I also have a girlfriend who said she had to get on her niece and nephew once or twice because they were staring and pointing at a homeless man who was standing on the corner with one leg. She said they were not picking but were curious and inquisitive as to why the man was like that and why was he standing and holding a sign. “Children’s behaviors such as staring or pointing at a person with a disability are not uncommon and usually indicate curiosity” (Derman-Sparks, & Edwards, 2010, p. 129). She said she told them that she did not know why he only had one leg or why he was on the corner. However, she did tell them that sometimes in life we fall short and situations come up to where we are unable to keep things that we once owned. She let them know that he was homeless because of the sign that he was holding that said “homeless, please help. God Bless.”
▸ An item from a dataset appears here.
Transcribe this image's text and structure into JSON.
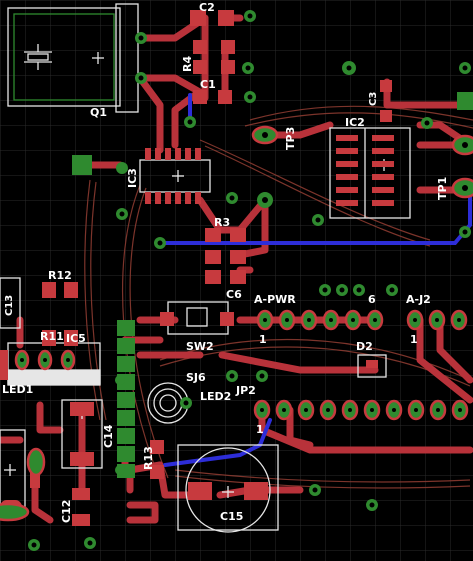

The messages that might have been communicated to either of the children are that it is not okay to talk about or pick on others because it is not nice. It might have even been communicated through a hidden message which is the golden rule; do unto to others as you would have them do unto you. “An anti-bias classroom encourages children to be open about their questions, ideas, and feelings about themselves and others” (Derman-Sparks, & Edwards, 2010, p. 129).
An anti-bias teacher would have used that moment with the child as a teachable moment and let the child know that we are all different and some more so than others. The teacher would let the child know that what he said hurt the other child’s feelings and that he did not like it. Derman-Sparks and Edwards (2010) states “to foster an open and safe environment, do not criticize children for noticing and asking questions about differences” (p.129).
Derman-Sparks, L., & Olsen Edwards, J. (2010). Anti-bias education for young children and ourselves. Washington, DC: NAEYC.
Harro, B. (2010). The cycle of liberation. In M. Adams, W. Blumenfeld, C. Castaneda, H. W. Hackman, M. L. Peters, & X. Zuniga (Eds.), Readings for diversity and social justice(Figure 7.1 on p. 53, 2nd ed.). New York, NY: Routledge.
Laureate Education (Producer). (2011.). Start seeing diversity: Physical ability and characteristics [Video file]. Retrieved https://class.waldenu.edu/webapps/blackboard/content/listContent.jsp?course_id=_15511834_1&content_id=_34836210_1
Laureate Education (Producer). (2011.). Start seeing diversity: Race/ethnicity [Video file]. Retrieved https://class.waldenu.edu/webapps/blackboard/content/listContent.jsp?course_id=_15511834_1&content_id=_34836210_1